A world of difference
Different cultures have different wrestling styles. Dux has wrestled around the world and witness how a country’s culture influences its industry.
Japan has the “fighting spirit”, where fans want to see underdogs come back for the victory. Mexico’s religious influence on the sport is more prominent. Matches aren’t just good guys versus bad guys, but saints versus devils.
England’s industry is more scientific and educational.
“In Canada, it’s a plethora. It’s everything rolled into one because that’s what Canada is,” Dux explained. “A bunch of different people from different places that have settled in this country…
“That’s why you have such a hybrid style when it comes to Canada.”
While training his students, Dux doesn’t rely on a bullying tactic other trainers have been known for. If a mistake is made, he prefers a stern discussion over a more aggressive punishment. Safety and trust are his most important keys of training.
“When somebody’s safety is on the line and then somebody messes up in an unprofessional manner, then there will be consequences,” He said. “There will be repercussions and they they’ll be talked to but that’s basically it. It’s all about the safety and trust of each other.”
When Smash Wrestling returns to the London Music Hall on January 28, Tyson Dux is scheduled to be part of the show. After all the bumps, bruises, cuts, and broken bones, one can only ask… so, is wrestling still fake?

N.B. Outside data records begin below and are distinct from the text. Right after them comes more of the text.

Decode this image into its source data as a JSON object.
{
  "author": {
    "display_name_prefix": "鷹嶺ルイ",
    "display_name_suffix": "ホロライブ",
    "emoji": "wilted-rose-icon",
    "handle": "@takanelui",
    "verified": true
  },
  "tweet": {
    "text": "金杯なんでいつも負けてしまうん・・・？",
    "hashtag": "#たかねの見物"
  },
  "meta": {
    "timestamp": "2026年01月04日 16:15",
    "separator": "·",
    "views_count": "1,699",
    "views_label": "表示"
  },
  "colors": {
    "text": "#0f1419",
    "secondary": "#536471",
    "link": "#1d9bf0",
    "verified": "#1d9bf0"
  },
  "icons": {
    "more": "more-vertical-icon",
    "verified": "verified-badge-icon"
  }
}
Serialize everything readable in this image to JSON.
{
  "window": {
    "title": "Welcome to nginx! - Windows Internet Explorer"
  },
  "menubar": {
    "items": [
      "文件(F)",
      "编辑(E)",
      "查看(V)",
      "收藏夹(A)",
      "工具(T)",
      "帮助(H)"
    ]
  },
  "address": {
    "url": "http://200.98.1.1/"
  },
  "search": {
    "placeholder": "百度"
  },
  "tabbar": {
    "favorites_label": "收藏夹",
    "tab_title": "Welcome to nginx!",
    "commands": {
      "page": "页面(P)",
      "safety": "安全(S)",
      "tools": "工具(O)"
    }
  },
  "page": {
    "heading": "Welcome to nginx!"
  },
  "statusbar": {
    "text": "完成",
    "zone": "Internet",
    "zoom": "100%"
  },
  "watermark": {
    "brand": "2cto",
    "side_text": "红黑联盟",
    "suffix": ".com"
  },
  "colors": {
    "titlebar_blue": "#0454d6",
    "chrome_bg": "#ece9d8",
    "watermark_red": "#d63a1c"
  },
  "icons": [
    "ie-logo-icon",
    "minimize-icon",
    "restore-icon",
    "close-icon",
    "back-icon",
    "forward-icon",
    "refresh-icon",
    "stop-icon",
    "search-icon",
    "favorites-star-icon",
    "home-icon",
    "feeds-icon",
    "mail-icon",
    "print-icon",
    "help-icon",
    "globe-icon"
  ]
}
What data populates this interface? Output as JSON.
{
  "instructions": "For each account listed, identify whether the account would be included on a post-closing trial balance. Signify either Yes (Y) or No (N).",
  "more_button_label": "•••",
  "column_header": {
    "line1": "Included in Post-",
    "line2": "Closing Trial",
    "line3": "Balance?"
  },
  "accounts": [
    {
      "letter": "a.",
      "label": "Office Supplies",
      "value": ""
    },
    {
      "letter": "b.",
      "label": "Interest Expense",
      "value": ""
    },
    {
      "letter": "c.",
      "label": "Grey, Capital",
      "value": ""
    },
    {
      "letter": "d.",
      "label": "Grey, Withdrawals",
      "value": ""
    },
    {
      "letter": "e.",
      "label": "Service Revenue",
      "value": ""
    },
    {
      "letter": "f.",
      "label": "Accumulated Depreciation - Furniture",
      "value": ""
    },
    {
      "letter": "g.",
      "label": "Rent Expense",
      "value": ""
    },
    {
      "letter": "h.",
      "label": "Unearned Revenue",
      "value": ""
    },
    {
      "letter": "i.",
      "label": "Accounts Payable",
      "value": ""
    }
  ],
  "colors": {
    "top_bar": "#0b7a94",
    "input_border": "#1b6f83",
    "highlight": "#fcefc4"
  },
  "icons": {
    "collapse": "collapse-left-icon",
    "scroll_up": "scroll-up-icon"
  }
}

“I always say it’s not fake, it’s just pre-planned,” Dux said with a laugh. “Everything that we do is very, very, VERY, much real.”